By Rebecca Jefferis Williamson
July 26, 2017 (Alpine) -- Falconry – the sport of kings, can now be the sport of East County residents and others. Kirk Sellinger and Denise Disharoon operate an Alpine-based company called Sky Falconry that offers a basic falconry class plus a Hawk Walk.
They offer a chance to get up close to their birds of prey at two sites: in Alpine from October to May and at the Torrey Pines Gliderport in La Jolla from June to September.
The basic falconry lesson they offer provides the history of falconry, a chance to ask all the questions you want about Harris’ Hawks or Lanner Falcons, and a chance to put on the leather glove and have one of their collection of seven birds land on your hand, among other activities.
One of the surprises is the weight of the birds. In a recent falconry class, the guesses from the class were much higher than the 1-1/2, 2, or 2-1/2 lbs. that Sellinger said they weigh. What is their life expectancy? Sellinger said, “There is no straightforward answer.” Many factors come into play for raptors in the wild, including bobcats, coyotes, even other birds of prey. In addition, Disharoon noted, “They do get hit by cars, and insecticides have a profound effect on raptors.”
Falcons are not picky eaters. Per Disharoon, “They do not care if their prey is dead or alive when they eat it.” Small wonder those mice and rabbits run as fast as they can to get away if they sense that a falcon is nearby. Watching the raptor eat a mouse is a dietary aid for some. Me included. No need to eat for a few hours.
These birds primarily rely on their keen eyesight, says Disharoon, adding, “They could read a book two miles away.”
The bird of prey got close enough to my hair to have them quip, "You just got a new hairstylist."
Sellinger says, “They are exceptional at reading body language.”
Charles Winter of San Diego, brought his young son, Woody, to the class. “This is his fourth time. He asked to do it,” he said. “He must have seen it on a nature show.”

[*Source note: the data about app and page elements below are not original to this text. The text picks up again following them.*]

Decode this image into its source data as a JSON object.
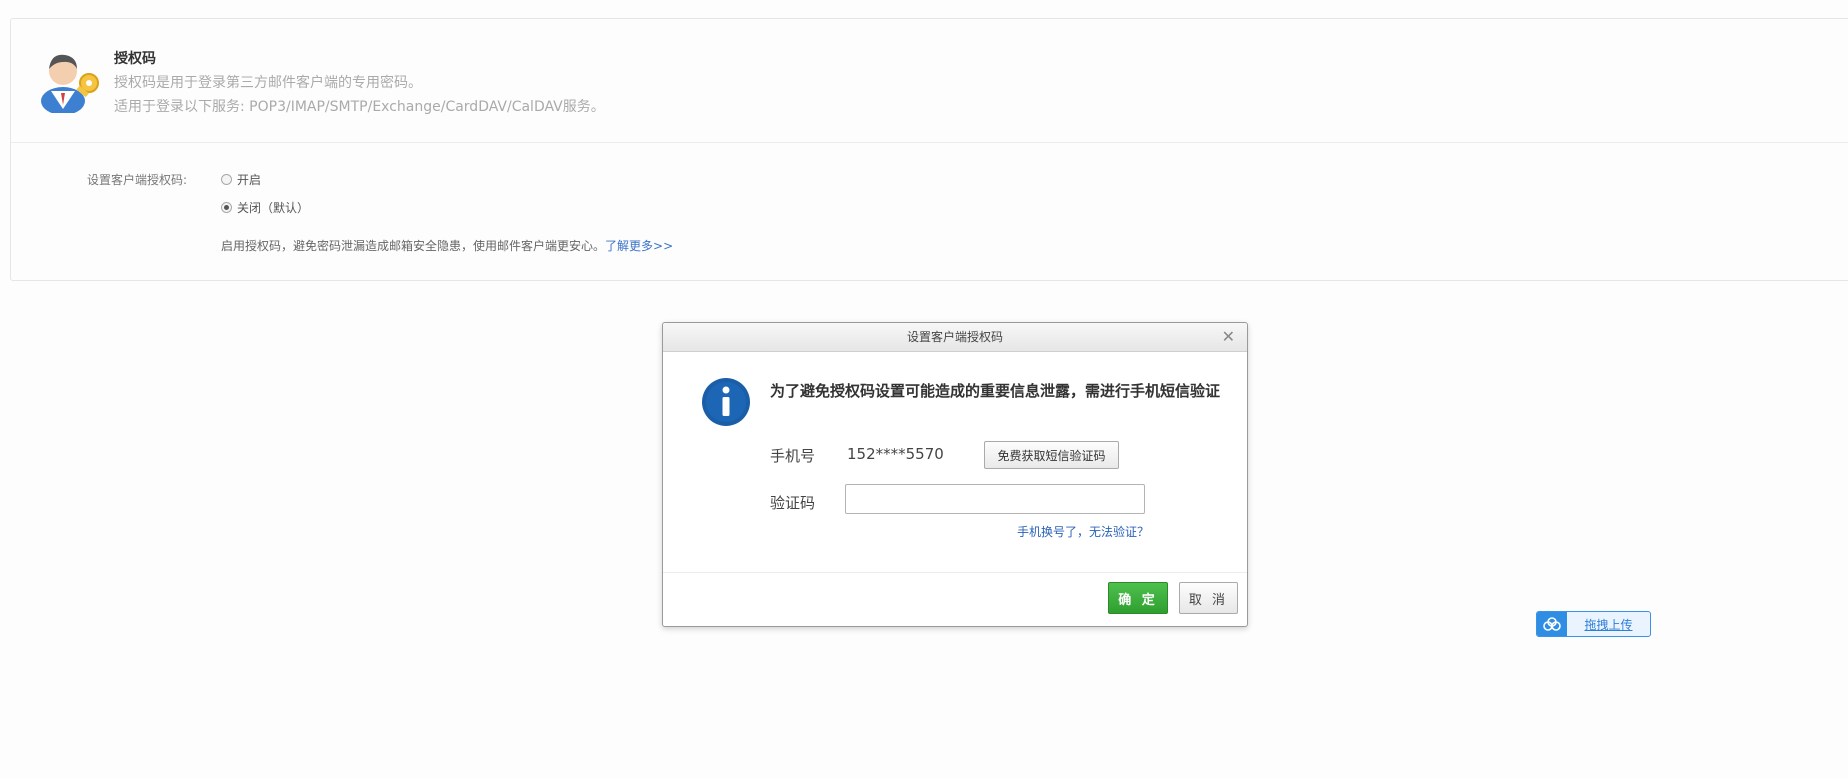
{
  "auth_panel": {
    "title": "授权码",
    "desc_line1": "授权码是用于登录第三方邮件客户端的专用密码。",
    "desc_line2": "适用于登录以下服务: POP3/IMAP/SMTP/Exchange/CardDAV/CalDAV服务。",
    "setting_label": "设置客户端授权码:",
    "options": [
      {
        "label": "开启",
        "checked": false
      },
      {
        "label": "关闭（默认）",
        "checked": true
      }
    ],
    "hint_text": "启用授权码，避免密码泄漏造成邮箱安全隐患，使用邮件客户端更安心。",
    "hint_link": "了解更多>>"
  },
  "dialog": {
    "title": "设置客户端授权码",
    "close_icon": "close-icon",
    "message": "为了避免授权码设置可能造成的重要信息泄露，需进行手机短信验证",
    "phone_label": "手机号",
    "phone_value": "152****5570",
    "sms_button": "免费获取短信验证码",
    "code_label": "验证码",
    "code_value": "",
    "changed_phone_link": "手机换号了，无法验证？",
    "ok_button": "确 定",
    "cancel_button": "取 消"
  },
  "upload": {
    "label": "拖拽上传",
    "icon": "cloud-upload-icon"
  },
  "colors": {
    "link": "#3a73c8",
    "ok_green": "#3aae3a",
    "info_blue": "#1a5ea8",
    "upload_blue": "#2f8de4"
  }
}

In addition to the falconry classes, Sky Falconry offers a Hawk Walk in Alpine, where according to their website, you can “put a glove on & free fly a bird of prey. Take an exciting interactive walk with a hawk. Observe the raptor in its natural habitat” including “amazing long flights & more.”
Sellinger and Disharoon are active in educating all about birds of prey. They have been TV, including Animal Planet and the BBC, among others.
“I did abatement at the Hotel del Coronado protecting hamburgers,” quipped Sellinger. More and more resorts use companies like theirs to protect their customers when they are dining on patios or outside the resort, since raptors help keep away the seagulls.
So how did the couple get into their unusual occupation?
Selllinger traveled internationally from the Galapagos to Antarctica and filmed nesting areas, developing a fascination with birds, according to the Sky Falconry website. In 2010 he realized his dream of becoming a falconer. He also began flying with his bird in a paraglider, an activity known as parahawking.
Disharoon's love of birds goes back to her childhood. Travels to Latin America provided opportunities to see predatory birds in their own environment. Her love of working with raptors and teaching brought her to Sky Falconry with her partner, Sellinger.
“We are one of a handful that offers what we do,” said Sellinger of this unique occupation. They strongly recommend booking online. Classes fill up. Visit www.skyfalconry.com to book a class.